Inspired by my trip to Stratford upon Avon, I’ve decided that I should probably invigorate the quality of my writing by making up some brand new words. Canaffiti is high quality urban graffiti found along waterways in British cities. London’s canals have become very hip. Besides long standing locations like Camden Lock with its trendy market, new restaurants and bars are Continue reading
I’m not the arty type really. My interests lay elsewhere, although I guess one of my favourite past times, photography, is art related. But in Mexico City art is difficult, if not impossible, to avoid. And it’s really very easy to quickly develop an appreciation of the paintings and monuments, and a fascination of the history of Mexico’s famous muralists.
This weeks random post comes from March of 2006, less than a year into my Mexico adventure. I freely confessed my artistic ignorance in a post entitled simply ‘Diego Rivera‘. And whilst I’m still not an ‘arty person’ at heart, I’ve since learned an awful lot more about Diego and his contemporaries.

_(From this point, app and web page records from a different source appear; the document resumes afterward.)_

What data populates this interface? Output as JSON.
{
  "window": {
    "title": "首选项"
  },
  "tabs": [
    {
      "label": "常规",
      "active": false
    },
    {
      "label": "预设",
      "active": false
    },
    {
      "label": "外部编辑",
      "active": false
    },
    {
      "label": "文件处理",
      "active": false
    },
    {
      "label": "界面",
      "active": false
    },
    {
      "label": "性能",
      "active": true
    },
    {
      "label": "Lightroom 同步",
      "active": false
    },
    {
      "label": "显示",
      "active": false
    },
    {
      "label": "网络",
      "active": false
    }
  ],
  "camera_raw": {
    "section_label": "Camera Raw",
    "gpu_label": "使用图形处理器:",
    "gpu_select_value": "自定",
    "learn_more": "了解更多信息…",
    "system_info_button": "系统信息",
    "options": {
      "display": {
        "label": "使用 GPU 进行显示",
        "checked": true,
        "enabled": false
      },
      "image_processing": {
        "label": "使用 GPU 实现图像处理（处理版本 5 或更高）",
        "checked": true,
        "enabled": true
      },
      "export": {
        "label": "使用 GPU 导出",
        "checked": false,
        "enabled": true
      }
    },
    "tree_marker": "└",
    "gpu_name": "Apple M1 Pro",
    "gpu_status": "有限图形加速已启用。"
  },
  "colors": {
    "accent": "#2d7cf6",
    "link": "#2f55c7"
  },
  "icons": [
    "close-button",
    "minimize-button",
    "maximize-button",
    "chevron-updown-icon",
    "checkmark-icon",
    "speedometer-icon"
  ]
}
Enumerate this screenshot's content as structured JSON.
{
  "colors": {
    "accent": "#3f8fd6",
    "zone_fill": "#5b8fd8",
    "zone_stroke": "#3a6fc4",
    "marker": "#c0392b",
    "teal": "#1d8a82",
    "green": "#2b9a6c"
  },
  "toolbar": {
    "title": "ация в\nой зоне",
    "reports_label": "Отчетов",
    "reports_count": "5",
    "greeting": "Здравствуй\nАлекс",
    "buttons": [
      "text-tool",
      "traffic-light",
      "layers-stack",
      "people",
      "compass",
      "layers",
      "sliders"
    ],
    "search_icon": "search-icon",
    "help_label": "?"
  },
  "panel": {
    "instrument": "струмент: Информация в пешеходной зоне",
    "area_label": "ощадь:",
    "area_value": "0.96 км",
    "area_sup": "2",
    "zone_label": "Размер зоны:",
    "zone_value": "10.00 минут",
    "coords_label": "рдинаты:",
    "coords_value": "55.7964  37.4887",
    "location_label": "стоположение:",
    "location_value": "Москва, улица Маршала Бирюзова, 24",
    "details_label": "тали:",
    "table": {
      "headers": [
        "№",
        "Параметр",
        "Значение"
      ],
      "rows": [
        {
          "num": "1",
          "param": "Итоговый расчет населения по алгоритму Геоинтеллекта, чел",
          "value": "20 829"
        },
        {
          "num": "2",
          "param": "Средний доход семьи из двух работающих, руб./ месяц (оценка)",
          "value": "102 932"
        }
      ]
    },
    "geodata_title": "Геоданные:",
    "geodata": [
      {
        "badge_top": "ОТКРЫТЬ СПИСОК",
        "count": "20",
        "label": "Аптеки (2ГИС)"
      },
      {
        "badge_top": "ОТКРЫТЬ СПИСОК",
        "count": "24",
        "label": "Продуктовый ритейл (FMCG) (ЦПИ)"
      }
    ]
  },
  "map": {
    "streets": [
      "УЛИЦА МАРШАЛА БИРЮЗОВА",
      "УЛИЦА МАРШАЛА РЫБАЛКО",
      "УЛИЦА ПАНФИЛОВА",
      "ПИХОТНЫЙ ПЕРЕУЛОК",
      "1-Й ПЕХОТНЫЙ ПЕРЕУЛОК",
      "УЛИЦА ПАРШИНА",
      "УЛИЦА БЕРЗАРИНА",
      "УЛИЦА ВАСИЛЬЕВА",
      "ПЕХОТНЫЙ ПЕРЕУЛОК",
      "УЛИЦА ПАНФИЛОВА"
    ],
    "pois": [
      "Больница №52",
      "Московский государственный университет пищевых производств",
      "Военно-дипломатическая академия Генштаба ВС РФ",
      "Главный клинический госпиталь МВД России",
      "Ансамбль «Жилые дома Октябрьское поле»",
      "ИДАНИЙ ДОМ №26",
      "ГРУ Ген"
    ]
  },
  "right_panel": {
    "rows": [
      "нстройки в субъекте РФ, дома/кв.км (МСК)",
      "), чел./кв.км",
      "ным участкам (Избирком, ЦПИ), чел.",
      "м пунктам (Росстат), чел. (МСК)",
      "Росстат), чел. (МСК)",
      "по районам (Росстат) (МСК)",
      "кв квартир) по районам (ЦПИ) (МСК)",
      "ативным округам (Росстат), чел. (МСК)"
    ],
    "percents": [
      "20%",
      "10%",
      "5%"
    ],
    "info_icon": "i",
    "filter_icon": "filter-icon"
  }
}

Rivera’s monumental museum Anahuacalli is not the best place to go to see Rivera masterpieces. For those, you’d go to the National Palace, Bellas Artes, the Rivera museum next to Parque Alameda and elsewhere in the Centro Historico. But Anahuacalli is a ‘must see’. Set a little bit out of the way in Coyoacan, it doesn’t get the visitors in the numbers it deserves. The exhibits on display are very special, and there are some very early and very unique pieces of Riveras own work on display.
Mexico City is always good for bizarre, weird pieces of art. There have been colourful cows, bonkers benches, faces of steel…and these, the latest sculptures to appear outside Bellas Artes. There’s about ten of them in total. Just sitting there. Staring at people. Freaking out babies. I like them though. Click here to see the photos on Flickr.
The Museo Nacional de Arte, more commonly (and easily) known as the Munal, is one of the grandest museums in the city, holding many of the best art treasures kept on permanent display. The building itself is a fabulous example of neoclassical architecture and worth a visit even if art isn’t really up your street. For mountain climbers, there are quite a number of paintings by the likes of Velasco of Izta and Popo. It’s free on Sundays, although they’ll take 5 pesos off you if you want to take photos. I keep meaning to go into the San Ildefonso and buy myself an annual membership card for about 200 pesos which’ll get me into several of the my favourite museums, including this one. No photos today. I created a video instead.
From Museo de Jose Cuevas
Just when you think you’ve seen all that the Centro Historico has to offer, someone offers up something new. I didn’t catch the name of this gallery, but it’s easy to find. Right behind the cathedral in the Zocalo, next to the big youth hostel. I don’t know when it opened. Perhaps it has always been open, and I just never noticed, though I find that hard to believe. It’s a stretch of road I travel often. It’s small, but well worth a visit. It boasts two fabulous murals that are worth your time by themselves. I took a few photos – click here to see them.
Vodpod videos no longer available.
On Sunday we visited the Museo de Arte de Carrillo Gil, in San Angel. Not for the first time. The exhibitions, almost always of a contemporary nature, change regularly. But I thought I’d do something different that return with a plethora of photos to be uploaded to Flickr and shared. I’ve been in something of a video mode recently, so I present instead a short movie, accompanied by a Chopin soundtrack, of my visit. Admittedly, the video does mostly comprise photos, but still.
The current exhibition featured a whole floor given over to arty videos, some of which I feature in the vid, albeit briefly. The longer snippet, of two men in a car, had me puzzled for a while. There was something wrong about it. I’ve figured out what now. I’ve also reverted to uploading my videos to YouTube, and you can click on the HD button and see it in higher quality. It really does make a significant difference. Providing you have a reasonable broadband connection. If not, it’ll keep stopping and starting. You can pause it, and wait for it to finish downloading, then play. Or you can just watch the non HD version.